It's Britten's musical arrangements however that are just as innovative, distinctive, modern and relevant. The reduced orchestration highlights the expression of individual instruments and heightens the dramatic tone and tension of the subject. Rarely does the music rely on any conventional signposting that tells you how to react to the drama, but instead it fulfils the primary function of music in opera by exploring below the surface and revealing other depths. It's beautiful and haunting, underpinning the drama in Britten's own developing idiomatic language, but it also expresses convictions that are important to the composer in relation to his own life, views that were out of place with the accepted conventions of prevailing social attitudes of the time.

How much David McVicar's direction contributes to the sheer power and intensity that comes across in this production is hard to judge. The set itself is relatively straightforward, unadorned and more or less period. One directorial choice that goes against the original specifications is in how McVicar involves the Male and Female Chorus more in the action. Not quite interacting with it, but certainly having more of a presence, and this works well, as it is an important feature of the opera. If it's difficult to point to any specific directorial choice that evidently has an impact on the performance, what is clear nonetheless is the McVicar gets the mood exactly right and his direction of the singers and the acting is what ultimately makes this a truly great production.

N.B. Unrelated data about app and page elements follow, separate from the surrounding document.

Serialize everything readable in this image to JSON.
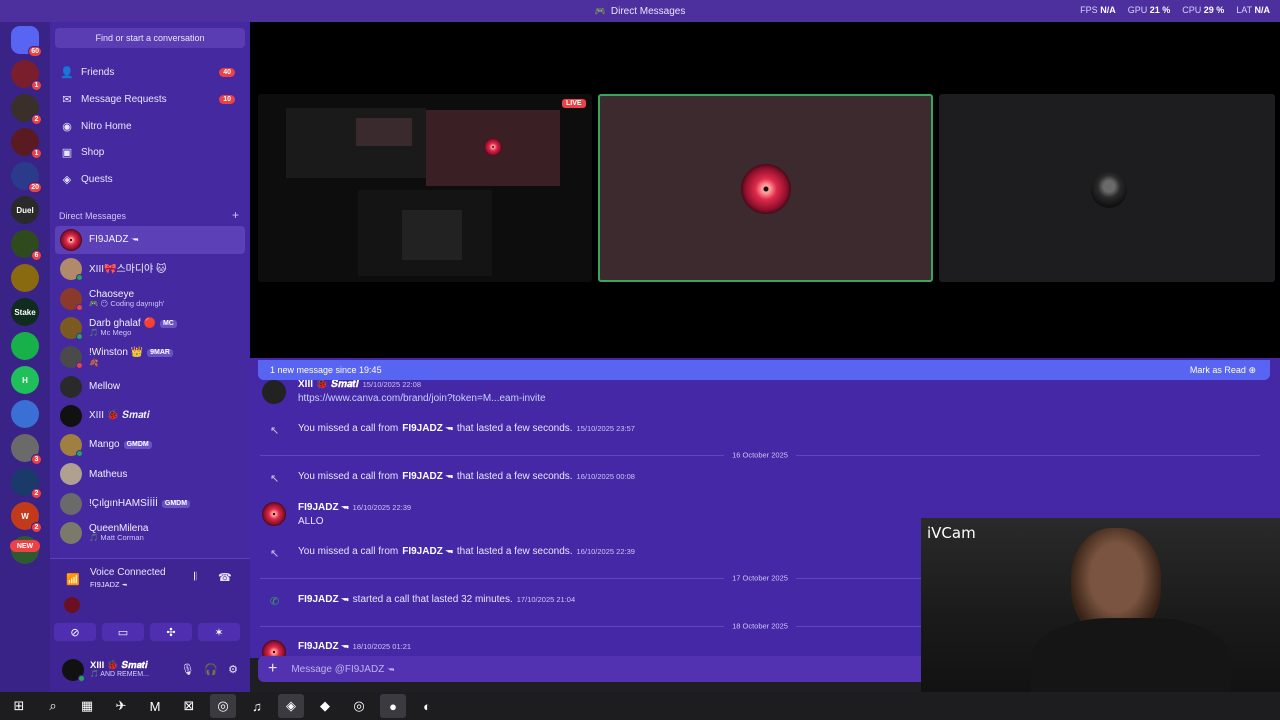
{
  "window": {
    "title": "Direct Messages",
    "stats": [
      {
        "label": "FPS",
        "value": "N/A"
      },
      {
        "label": "GPU",
        "value": "21 %"
      },
      {
        "label": "CPU",
        "value": "29 %"
      },
      {
        "label": "LAT",
        "value": "N/A"
      }
    ]
  },
  "servers": [
    {
      "name": "discord-home-icon",
      "badge": "60",
      "color": "#5865f2"
    },
    {
      "name": "server-1",
      "badge": "1",
      "color": "#7a1e2e"
    },
    {
      "name": "server-2",
      "badge": "2",
      "color": "#3b2f2a"
    },
    {
      "name": "server-3",
      "badge": "1",
      "color": "#5a1a22"
    },
    {
      "name": "server-4",
      "badge": "20",
      "color": "#2b3a8a"
    },
    {
      "name": "server-duel",
      "label": "Duel",
      "badge": "",
      "color": "#2a2a2a"
    },
    {
      "name": "server-ck",
      "badge": "6",
      "color": "#2f4a1d"
    },
    {
      "name": "server-gold",
      "badge": "",
      "color": "#8a6a10"
    },
    {
      "name": "server-stake",
      "label": "Stake",
      "badge": "",
      "color": "#0f2c1e"
    },
    {
      "name": "server-green",
      "badge": "",
      "color": "#18b04a"
    },
    {
      "name": "server-h",
      "label": "H",
      "badge": "",
      "color": "#1fbf5a"
    },
    {
      "name": "server-anime",
      "badge": "",
      "color": "#3a6fd6"
    },
    {
      "name": "server-8",
      "badge": "3",
      "color": "#6a6a6a"
    },
    {
      "name": "server-9",
      "badge": "2",
      "color": "#1a3a6a"
    },
    {
      "name": "server-w",
      "label": "W",
      "badge": "2",
      "color": "#c23a1a"
    },
    {
      "name": "server-11",
      "badge": "",
      "color": "#2f5a2f"
    }
  ],
  "new_label": "NEW",
  "dm_panel": {
    "search_label": "Find or start a conversation",
    "nav": [
      {
        "label": "Friends",
        "icon": "friends-icon",
        "count": "40"
      },
      {
        "label": "Message Requests",
        "icon": "mail-icon",
        "count": "10"
      },
      {
        "label": "Nitro Home",
        "icon": "nitro-icon",
        "count": ""
      },
      {
        "label": "Shop",
        "icon": "shop-icon",
        "count": ""
      },
      {
        "label": "Quests",
        "icon": "quests-icon",
        "count": ""
      }
    ],
    "dm_header": "Direct Messages",
    "add_dm": "+",
    "dms": [
      {
        "name": "FI9JADZ 🖚",
        "sub": "",
        "tag": "",
        "color": "#6b1020",
        "status": ""
      },
      {
        "name": "XIII🎀스마디야 🐱",
        "sub": "",
        "tag": "",
        "color": "#b08a6a",
        "status": "#23a55a"
      },
      {
        "name": "Chaoseye",
        "sub": "🎮 😶 Coding daynıgh'",
        "tag": "",
        "color": "#8a3a2a",
        "status": "#ed4245"
      },
      {
        "name": "Darb ghalaf 🔴",
        "sub": "🎵 Mc Mego",
        "tag": "MC",
        "color": "#7a5a20",
        "status": "#23a55a"
      },
      {
        "name": "!Winston 👑",
        "sub": "🍂",
        "tag": "9MAR",
        "color": "#4a4a4a",
        "status": "#ed4245"
      },
      {
        "name": "Mellow",
        "sub": "",
        "tag": "",
        "color": "#2a2a2a",
        "status": ""
      },
      {
        "name": "XIII 🐞 𝑺𝒎𝒂𝒕𝒊",
        "sub": "",
        "tag": "",
        "color": "#111",
        "status": ""
      },
      {
        "name": "Mango",
        "sub": "",
        "tag": "GMDM",
        "color": "#a08040",
        "status": "#23a55a"
      },
      {
        "name": "Matheus",
        "sub": "",
        "tag": "",
        "color": "#b0a090",
        "status": ""
      },
      {
        "name": "!ÇılgınHAMSİİİİ",
        "sub": "",
        "tag": "GMDM",
        "color": "#6a6a6a",
        "status": ""
      },
      {
        "name": "QueenMilena",
        "sub": "🎵 Matt Corman",
        "tag": "",
        "color": "#7a7a6a",
        "status": ""
      }
    ]
  },
  "voice": {
    "title": "Voice Connected",
    "channel": "FI9JADZ 🖚"
  },
  "user": {
    "name": "XIII 🐞 𝑺𝒎𝒂𝒕𝒊",
    "status": "🎵 AND REMEM..."
  },
  "stage": {
    "live_label": "LIVE"
  },
  "chat": {
    "new_messages": "1 new message since 19:45",
    "mark_as_read": "Mark as Read",
    "messages": [
      {
        "author": "XIII 🐞 𝑺𝒎𝒂𝒕𝒊",
        "time": "15/10/2025 22:08",
        "text": "https://www.canva.com/brand/join?token=M...eam-invite"
      },
      {
        "sys_pre": "You missed a call from",
        "author": "FI9JADZ 🖚",
        "sys_post": "that lasted a few seconds.",
        "time": "15/10/2025 23:57"
      },
      {
        "divider": "16 October 2025"
      },
      {
        "sys_pre": "You missed a call from",
        "author": "FI9JADZ 🖚",
        "sys_post": "that lasted a few seconds.",
        "time": "16/10/2025 00:08"
      },
      {
        "author": "FI9JADZ 🖚",
        "time": "16/10/2025 22:39",
        "text": "ALLO"
      },
      {
        "sys_pre": "You missed a call from",
        "author": "FI9JADZ 🖚",
        "sys_post": "that lasted a few seconds.",
        "time": "16/10/2025 22:39"
      },
      {
        "divider": "17 October 2025"
      },
      {
        "author": "FI9JADZ 🖚",
        "sys_post": "started a call that lasted 32 minutes.",
        "time": "17/10/2025 21:04"
      },
      {
        "divider": "18 October 2025"
      },
      {
        "author": "FI9JADZ 🖚",
        "time": "18/10/2025 01:21"
      }
    ],
    "input_placeholder": "Message @FI9JADZ 🖚"
  },
  "webcam": {
    "label": "iVCam"
  },
  "taskbar": [
    "windows-start-icon",
    "search-icon",
    "calculator-icon",
    "telegram-icon",
    "malwarebytes-icon",
    "xbox-icon",
    "chrome-icon",
    "spotify-icon",
    "discord-icon",
    "steam-icon",
    "chrome-profile-icon",
    "obs-icon",
    "app-icon"
  ]
}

Which of course means that you need fine singers who can also act in order to do it justice. The cast here is great, although not all of them are in their prime. Sarah Connolly is still terrifically good, it's just that she's an even better singer now. Christopher Maltman too has also matured into a better singer, but he has always been a good actor is performance here is, if anything, just a little too creepy and disturbing. In this work however, that isn't a bad thing at all. John Mark Ainsley is at his best here as the Male Chorus and with Orla Boylan good as his counterpart, the Female Chorus. All the roles really are just terrific and the measure of the success of the production is that it's about as intense, well-sung, painfully well-acted performance of The Rape of Lucretia as you could wish for, a perfect match for Britten's remarkable score, which is revealed in all its brilliance here by Paul Daniels.